Our intention in creating the HSAA was to bring together in a single collection current articles describing the people and cultures of the aboriginal South American past. There were many reasons for having undertaken such a project, but certainly our primary motivations involved the fact that as archaeological area studies increase, the practitioners and their discourses become more knowledgeable and specialized, and also more involuted, with fewer and fewer relationships among scholars in neighboring places. Eventually, continental issues and common goals recede into the background, replaced by concerns as well as knowledge defined in local, regional and national theaters. With few exceptions archaeologists are no longer South Americanists, but Amazonianists, Caribbeanists, Central Andeanists, etc. Many pre-historians, and especially the residents of modern South American nations, have become even more spatially specialized, bounded by the arbitrary frontiers of modern states – the archaeology of Peru, or Argentina, or Colombia, etc. Of course, modern national boundaries have nothing to do with prehistoric cultures and their spheres of interaction, but they have everything to do with the current practice of archaeology, from institutional control of archaeological patrimony to professional training and circles of colleagues, to journals, associations, and languages of communication. Furthermore, more and more contemporary archaeology is linked to identity, that is, almost always, presently defined as national identity, or regional or community identity. Rarely does the framework involve a more international Native American identity, or global humanist identity. Surely, our new century will see this change, as enlightenment ideology of national sovereignty is eclipsed by international organizations such as the Mercosur in the South American southern cone and the European Union, to say nothing of postmodern globalism. In the meantime, we need grander, continental perspectives on the past. Necessarily, the HSAA expresses the area foci of our era, but it seeks to promote knowledge of a whole, stimulating dialogue and collaboration among the diverse assemblage of pre-historians and other readers interested in the South American continent.
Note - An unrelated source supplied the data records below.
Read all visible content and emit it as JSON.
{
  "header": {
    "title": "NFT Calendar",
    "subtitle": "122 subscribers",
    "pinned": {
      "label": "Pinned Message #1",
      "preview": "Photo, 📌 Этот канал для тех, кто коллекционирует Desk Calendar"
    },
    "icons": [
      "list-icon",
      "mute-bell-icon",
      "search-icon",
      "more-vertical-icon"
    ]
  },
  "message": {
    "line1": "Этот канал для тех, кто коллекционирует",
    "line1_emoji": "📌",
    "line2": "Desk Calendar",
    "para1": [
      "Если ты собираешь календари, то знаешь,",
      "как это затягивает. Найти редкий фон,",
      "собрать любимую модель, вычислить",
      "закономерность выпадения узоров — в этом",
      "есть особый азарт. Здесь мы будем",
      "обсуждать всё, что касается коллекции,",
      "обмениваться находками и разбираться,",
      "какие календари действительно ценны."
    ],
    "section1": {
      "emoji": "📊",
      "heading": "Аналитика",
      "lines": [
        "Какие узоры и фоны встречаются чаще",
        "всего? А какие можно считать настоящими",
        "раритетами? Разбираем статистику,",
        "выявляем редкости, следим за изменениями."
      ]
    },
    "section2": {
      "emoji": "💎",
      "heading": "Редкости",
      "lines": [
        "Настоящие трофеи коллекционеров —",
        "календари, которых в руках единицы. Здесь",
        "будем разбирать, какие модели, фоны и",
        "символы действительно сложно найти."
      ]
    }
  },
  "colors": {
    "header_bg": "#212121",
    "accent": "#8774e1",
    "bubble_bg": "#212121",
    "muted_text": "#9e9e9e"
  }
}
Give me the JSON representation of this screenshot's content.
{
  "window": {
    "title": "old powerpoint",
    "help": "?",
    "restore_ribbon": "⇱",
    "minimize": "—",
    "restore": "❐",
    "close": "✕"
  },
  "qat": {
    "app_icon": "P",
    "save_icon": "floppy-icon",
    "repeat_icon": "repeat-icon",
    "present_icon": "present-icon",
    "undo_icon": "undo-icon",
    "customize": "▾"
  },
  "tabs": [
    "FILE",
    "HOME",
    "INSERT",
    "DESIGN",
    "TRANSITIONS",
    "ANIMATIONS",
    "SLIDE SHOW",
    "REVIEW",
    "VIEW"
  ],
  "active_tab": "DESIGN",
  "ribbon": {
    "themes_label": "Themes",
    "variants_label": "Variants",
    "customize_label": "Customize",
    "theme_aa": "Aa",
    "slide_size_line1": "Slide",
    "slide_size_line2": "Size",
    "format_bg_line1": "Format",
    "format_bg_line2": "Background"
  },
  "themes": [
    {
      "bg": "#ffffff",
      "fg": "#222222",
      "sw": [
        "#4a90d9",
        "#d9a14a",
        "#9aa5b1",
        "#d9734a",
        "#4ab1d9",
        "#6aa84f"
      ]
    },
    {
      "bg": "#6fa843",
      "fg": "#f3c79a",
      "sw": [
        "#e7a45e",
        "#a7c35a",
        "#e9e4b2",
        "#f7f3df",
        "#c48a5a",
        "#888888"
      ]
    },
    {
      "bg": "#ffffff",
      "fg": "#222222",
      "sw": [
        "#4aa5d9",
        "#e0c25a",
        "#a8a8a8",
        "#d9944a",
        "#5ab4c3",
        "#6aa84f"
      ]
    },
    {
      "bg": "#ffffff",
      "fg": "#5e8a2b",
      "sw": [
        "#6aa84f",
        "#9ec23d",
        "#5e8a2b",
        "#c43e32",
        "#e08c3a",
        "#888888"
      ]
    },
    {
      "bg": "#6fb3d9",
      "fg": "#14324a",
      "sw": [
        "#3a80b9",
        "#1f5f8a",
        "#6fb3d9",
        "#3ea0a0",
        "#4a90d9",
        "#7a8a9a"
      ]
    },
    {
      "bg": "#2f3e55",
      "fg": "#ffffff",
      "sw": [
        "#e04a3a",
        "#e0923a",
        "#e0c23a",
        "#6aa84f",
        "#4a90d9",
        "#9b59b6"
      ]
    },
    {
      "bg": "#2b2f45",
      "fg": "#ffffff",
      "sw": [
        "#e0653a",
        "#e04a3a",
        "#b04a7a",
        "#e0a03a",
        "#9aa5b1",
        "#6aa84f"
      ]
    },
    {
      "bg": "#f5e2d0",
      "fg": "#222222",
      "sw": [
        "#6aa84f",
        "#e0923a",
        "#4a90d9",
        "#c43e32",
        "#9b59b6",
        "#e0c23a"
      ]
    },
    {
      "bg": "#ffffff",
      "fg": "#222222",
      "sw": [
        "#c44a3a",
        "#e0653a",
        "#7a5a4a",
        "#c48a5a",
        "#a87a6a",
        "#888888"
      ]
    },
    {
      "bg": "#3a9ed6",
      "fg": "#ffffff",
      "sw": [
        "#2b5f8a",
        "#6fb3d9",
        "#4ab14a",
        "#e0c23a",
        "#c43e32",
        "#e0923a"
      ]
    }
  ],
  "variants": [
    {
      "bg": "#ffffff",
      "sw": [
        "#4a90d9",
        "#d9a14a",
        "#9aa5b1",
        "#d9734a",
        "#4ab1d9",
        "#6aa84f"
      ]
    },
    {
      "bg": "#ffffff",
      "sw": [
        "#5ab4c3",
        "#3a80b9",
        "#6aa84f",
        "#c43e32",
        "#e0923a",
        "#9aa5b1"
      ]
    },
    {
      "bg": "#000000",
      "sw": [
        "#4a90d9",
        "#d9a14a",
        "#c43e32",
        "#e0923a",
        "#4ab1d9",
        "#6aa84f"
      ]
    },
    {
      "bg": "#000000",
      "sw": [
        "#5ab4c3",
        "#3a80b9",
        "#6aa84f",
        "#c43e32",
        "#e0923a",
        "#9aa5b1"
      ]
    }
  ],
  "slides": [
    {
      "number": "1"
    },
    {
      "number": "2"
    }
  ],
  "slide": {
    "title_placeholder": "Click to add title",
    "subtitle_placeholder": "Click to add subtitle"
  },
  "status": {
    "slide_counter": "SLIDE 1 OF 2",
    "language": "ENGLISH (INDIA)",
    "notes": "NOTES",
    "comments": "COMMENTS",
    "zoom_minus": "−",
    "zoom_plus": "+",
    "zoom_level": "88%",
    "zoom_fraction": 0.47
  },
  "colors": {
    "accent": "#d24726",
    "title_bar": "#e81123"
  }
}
By bringing together this set of integrative summaries and analytical discussions – some from traditional, but many from less conventional perspectives – we hope to encourage a more inclusive intellectual gaze, embracing the continent, among South American archaeologists as well as the broader community of scholars, students, and lay readers who enjoy archaeological knowledge. Beyond the increased depth of knowledge area specialists acquire when they refine their understandings of neighboring cultures, the teaching of South American archaeology may benefit from more continental perspectives, as well as the new instructional resource that the HSAA represents for comparative scholarship, presenting current statements as well as extensive bibliographies that should promote cultural comparisons and generalization, both among the prehistoric cultures of South America and between South American and other societies of the ancient world.